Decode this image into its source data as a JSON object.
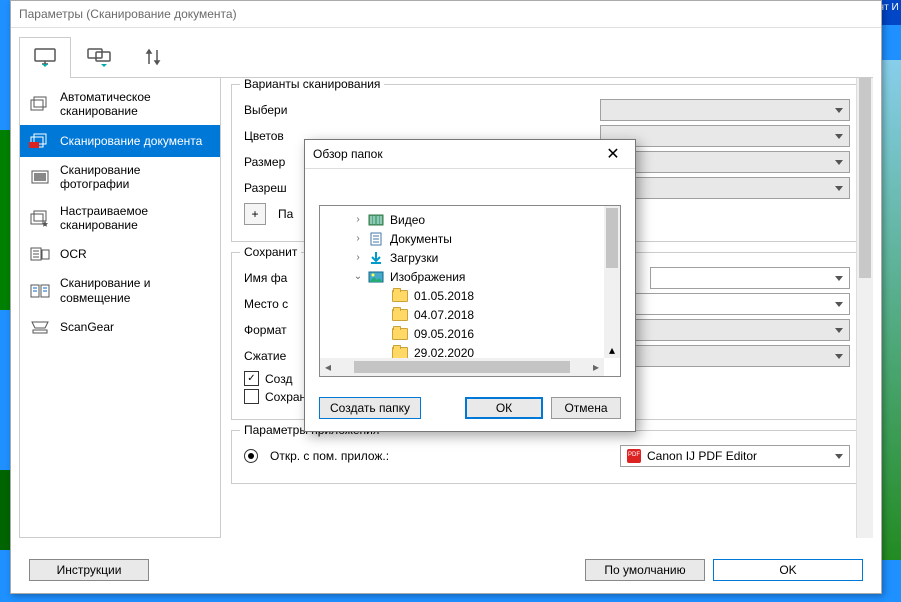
{
  "corner_hint": "ент\nИ",
  "window": {
    "title": "Параметры (Сканирование документа)"
  },
  "sidebar": {
    "items": [
      {
        "label": "Автоматическое сканирование"
      },
      {
        "label": "Сканирование документа"
      },
      {
        "label": "Сканирование фотографии"
      },
      {
        "label": "Настраиваемое сканирование"
      },
      {
        "label": "OCR"
      },
      {
        "label": "Сканирование и совмещение"
      },
      {
        "label": "ScanGear"
      }
    ]
  },
  "groups": {
    "scan": {
      "title": "Варианты сканирования",
      "rows": {
        "select": "Выбери",
        "color": "Цветов",
        "size": "Размер",
        "res": "Разреш",
        "p": "Па"
      }
    },
    "save": {
      "title": "Сохранит",
      "rows": {
        "name": "Имя фа",
        "place": "Место с",
        "format": "Формат",
        "compress": "Сжатие"
      },
      "chk_create": "Созд",
      "chk_subfolder": "Сохранение в подпапку с текущей датой"
    },
    "app": {
      "title": "Параметры приложения",
      "radio_label": "Откр. с пом. прилож.:",
      "combo_value": "Canon IJ PDF Editor"
    }
  },
  "footer": {
    "instructions": "Инструкции",
    "defaults": "По умолчанию",
    "ok": "OK"
  },
  "dialog": {
    "title": "Обзор папок",
    "tree": [
      {
        "label": "Видео",
        "kind": "video",
        "indent": 1,
        "exp": ">"
      },
      {
        "label": "Документы",
        "kind": "doc",
        "indent": 1,
        "exp": ">"
      },
      {
        "label": "Загрузки",
        "kind": "down",
        "indent": 1,
        "exp": ">"
      },
      {
        "label": "Изображения",
        "kind": "pic",
        "indent": 1,
        "exp": "v"
      },
      {
        "label": "01.05.2018",
        "kind": "folder",
        "indent": 2,
        "exp": ""
      },
      {
        "label": "04.07.2018",
        "kind": "folder",
        "indent": 2,
        "exp": ""
      },
      {
        "label": "09.05.2016",
        "kind": "folder",
        "indent": 2,
        "exp": ""
      },
      {
        "label": "29.02.2020",
        "kind": "folder",
        "indent": 2,
        "exp": ""
      }
    ],
    "buttons": {
      "create": "Создать папку",
      "ok": "ОК",
      "cancel": "Отмена"
    }
  }
}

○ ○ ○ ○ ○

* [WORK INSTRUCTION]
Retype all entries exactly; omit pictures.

* [OUTPUT OF THE TASK]
Decode this image into its source data as a JSON object.
{
  "corner_hint": "ент\nИ",
  "window": {
    "title": "Параметры (Сканирование документа)"
  },
  "sidebar": {
    "items": [
      {
        "label": "Автоматическое сканирование"
      },
      {
        "label": "Сканирование документа"
      },
      {
        "label": "Сканирование фотографии"
      },
      {
        "label": "Настраиваемое сканирование"
      },
      {
        "label": "OCR"
      },
      {
        "label": "Сканирование и совмещение"
      },
      {
        "label": "ScanGear"
      }
    ]
  },
  "groups": {
    "scan": {
      "title": "Варианты сканирования",
      "rows": {
        "select": "Выбери",
        "color": "Цветов",
        "size": "Размер",
        "res": "Разреш",
        "p": "Па"
      }
    },
    "save": {
      "title": "Сохранит",
      "rows": {
        "name": "Имя фа",
        "place": "Место с",
        "format": "Формат",
        "compress": "Сжатие"
      },
      "chk_create": "Созд",
      "chk_subfolder": "Сохранение в подпапку с текущей датой"
    },
    "app": {
      "title": "Параметры приложения",
      "radio_label": "Откр. с пом. прилож.:",
      "combo_value": "Canon IJ PDF Editor"
    }
  },
  "footer": {
    "instructions": "Инструкции",
    "defaults": "По умолчанию",
    "ok": "OK"
  },
  "dialog": {
    "title": "Обзор папок",
    "tree": [
      {
        "label": "Видео",
        "kind": "video",
        "indent": 1,
        "exp": ">"
      },
      {
        "label": "Документы",
        "kind": "doc",
        "indent": 1,
        "exp": ">"
      },
      {
        "label": "Загрузки",
        "kind": "down",
        "indent": 1,
        "exp": ">"
      },
      {
        "label": "Изображения",
        "kind": "pic",
        "indent": 1,
        "exp": "v"
      },
      {
        "label": "01.05.2018",
        "kind": "folder",
        "indent": 2,
        "exp": ""
      },
      {
        "label": "04.07.2018",
        "kind": "folder",
        "indent": 2,
        "exp": ""
      },
      {
        "label": "09.05.2016",
        "kind": "folder",
        "indent": 2,
        "exp": ""
      },
      {
        "label": "29.02.2020",
        "kind": "folder",
        "indent": 2,
        "exp": ""
      }
    ],
    "buttons": {
      "create": "Создать папку",
      "ok": "ОК",
      "cancel": "Отмена"
    }
  }
}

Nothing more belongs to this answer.